Before the First World War the arguments from London against Irish Independence was that
"The fact the Irish wanted Independence from the British Empire the "Greatest Empire in History" meant that they were unready for Independence,Then in the 1970 when the SNP emerged as a political force partly due to the "Its Scotland's Oil"
the argument was that Scotland was being selfish in wanting to keep oil resources for itself.
Then the argument made during the Scottish Referendum was that the oil was running out and Scotland was now "Too wee and too poor for independence".
Here in Wales we are always being told we are to small and poor for Independence an argument that seems to have been accepted in some Plaid Circles.

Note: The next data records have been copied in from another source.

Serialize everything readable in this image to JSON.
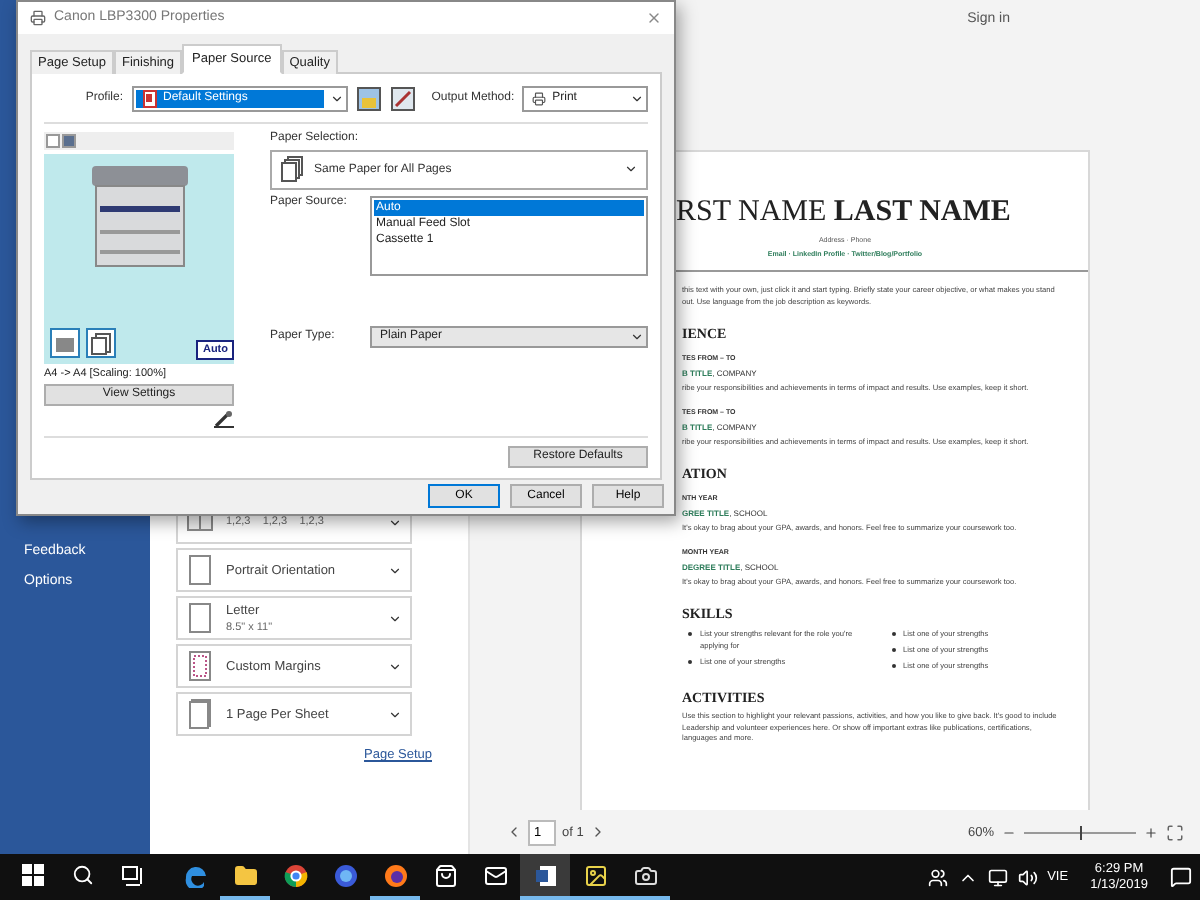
{
  "word": {
    "sign_in": "Sign in",
    "sidebar": [
      {
        "label": "Feedback"
      },
      {
        "label": "Options"
      }
    ],
    "settings": [
      {
        "kind": "collated",
        "subtitle": "1,2,3    1,2,3    1,2,3"
      },
      {
        "kind": "orientation",
        "title": "Portrait Orientation"
      },
      {
        "kind": "paper",
        "title": "Letter",
        "subtitle": "8.5\" x 11\""
      },
      {
        "kind": "margins",
        "title": "Custom Margins"
      },
      {
        "kind": "sheet",
        "title": "1 Page Per Sheet"
      }
    ],
    "page_setup_link": "Page Setup",
    "document": {
      "name": "RST NAME **LAST NAME**",
      "contact": "Address · Phone",
      "links": "Email · LinkedIn Profile · Twitter/Blog/Portfolio",
      "objective": "this text with your own, just click it and start typing. Briefly state your career objective, or what makes you stand out. Use language from the job description as keywords.",
      "sections": [
        {
          "kind": "entries",
          "heading": "IENCE",
          "entries": [
            {
              "dates": "TES FROM – TO",
              "title": "B TITLE",
              "org": ", COMPANY",
              "text": "ribe your responsibilities and achievements in terms of impact and results. Use examples, keep it short."
            },
            {
              "dates": "TES FROM – TO",
              "title": "B TITLE",
              "org": ", COMPANY",
              "text": "ribe your responsibilities and achievements in terms of impact and results. Use examples, keep it short."
            }
          ]
        },
        {
          "kind": "entries",
          "heading": "ATION",
          "entries": [
            {
              "dates": "NTH YEAR",
              "title": "GREE TITLE",
              "org": ", SCHOOL",
              "text": "It's okay to brag about your GPA, awards, and honors. Feel free to summarize your coursework too."
            },
            {
              "dates": "MONTH YEAR",
              "title": "DEGREE TITLE",
              "org": ", SCHOOL",
              "text": "It's okay to brag about your GPA, awards, and honors. Feel free to summarize your coursework too."
            }
          ]
        },
        {
          "kind": "bullets",
          "heading": "SKILLS",
          "columns": [
            [
              "List your strengths relevant for the role you're applying for",
              "List one of your strengths"
            ],
            [
              "List one of your strengths",
              "List one of your strengths",
              "List one of your strengths"
            ]
          ]
        },
        {
          "kind": "text",
          "heading": "ACTIVITIES",
          "text": "Use this section to highlight your relevant passions, activities, and how you like to give back. It's good to include Leadership and volunteer experiences here. Or show off important extras like publications, certifications, languages and more."
        }
      ]
    },
    "page_nav": {
      "page": "1",
      "of": "of 1"
    },
    "zoom": {
      "value": "60%",
      "level": 0.5
    }
  },
  "dialog": {
    "title": "Canon LBP3300 Properties",
    "tabs": [
      {
        "label": "Page Setup",
        "selected": false
      },
      {
        "label": "Finishing",
        "selected": false
      },
      {
        "label": "Paper Source",
        "selected": true
      },
      {
        "label": "Quality",
        "selected": false
      }
    ],
    "profile_label": "Profile:",
    "profile": "Default Settings",
    "output_label": "Output Method:",
    "output": "Print",
    "preview": {
      "badge": "Auto",
      "caption": "A4 -> A4 [Scaling: 100%]",
      "button": "View Settings"
    },
    "paper_selection_label": "Paper Selection:",
    "paper_selection": "Same Paper for All Pages",
    "paper_source_label": "Paper Source:",
    "paper_sources": [
      {
        "label": "Auto",
        "selected": true
      },
      {
        "label": "Manual Feed Slot",
        "selected": false
      },
      {
        "label": "Cassette 1",
        "selected": false
      }
    ],
    "paper_type_label": "Paper Type:",
    "paper_type": "Plain Paper",
    "restore": "Restore Defaults",
    "buttons": [
      "OK",
      "Cancel",
      "Help"
    ]
  },
  "taskbar": {
    "apps": [
      {
        "kind": "edge",
        "running": false,
        "selected": false
      },
      {
        "kind": "folder",
        "running": true,
        "selected": false
      },
      {
        "kind": "chrome",
        "running": false,
        "selected": false
      },
      {
        "kind": "firefox-dev",
        "running": false,
        "selected": false
      },
      {
        "kind": "firefox",
        "running": true,
        "selected": false
      },
      {
        "kind": "store",
        "running": false,
        "selected": false
      },
      {
        "kind": "mail",
        "running": false,
        "selected": false
      },
      {
        "kind": "word",
        "running": true,
        "selected": true
      },
      {
        "kind": "photo",
        "running": true,
        "selected": false
      },
      {
        "kind": "camera",
        "running": true,
        "selected": false
      }
    ],
    "language": "VIE",
    "time": "6:29 PM",
    "date": "1/13/2019"
  }
}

The ‘it’s illegal’ argument is clearly daft. As a politician Chris Bryant would know that what is legal isn’t necessarily right in many instances, otherwise he would never have voted to change a law.Is there a Goldilocks principle at work here? Where Nations are not too poor or rich or poor for Independence but the conditions are just right.
This line of thinking is deeply worrying, however. It’s worth remembering that the first Scottish independence referendum got the go-ahead largely because neither side thought that ‘Yes’ had a hope of winning.
Catalonia’s treatment raises the spectre that if Scotland does call a referendum in the wake of Brexit – with perhaps more favourable polling – the country would face similar treatment.
After all, these arguments against a vote in Catalonia show that British politicians are happy to argue, when it suits them, that the people shouldn’t be allowed a democratic voice.
They can simply outlaw a vote and then claim ‘it’s illegal’, and so wrong.
But more revealing is the argument that Catalonia is too rich to be independent, and that it has a moral duty to stay in the union to help poorer nations that are part of Spain.
This is deeply ironic because one of the most consistent unionist arguments against Scottish and Welsh independence has been that they’re too poor to be independent.
Presumably, if Wales or Scotland were ever to pull themselves up by the boot-straps and become prosperous parts of the UK, the argument would suddenly flip the other way.
From being too poor to be independent, they would be too rich to be independent. We can’t win, I suppose.
The argument is especially galling because the London-centric, trickle down British economic model means that the UK includes both the richest and poorest areas in western Europe.
It’s not a union per se that creates equality but the fair distribution of wealth within in, something these same politicians lecturing Catalonia haven’t been able to, or don’t want to, achieve.
Don't bet on it the new argument would be everything is
Perhaps the only argument for Independence should be
"Just Right at the moment" so why change things"?
"We want it"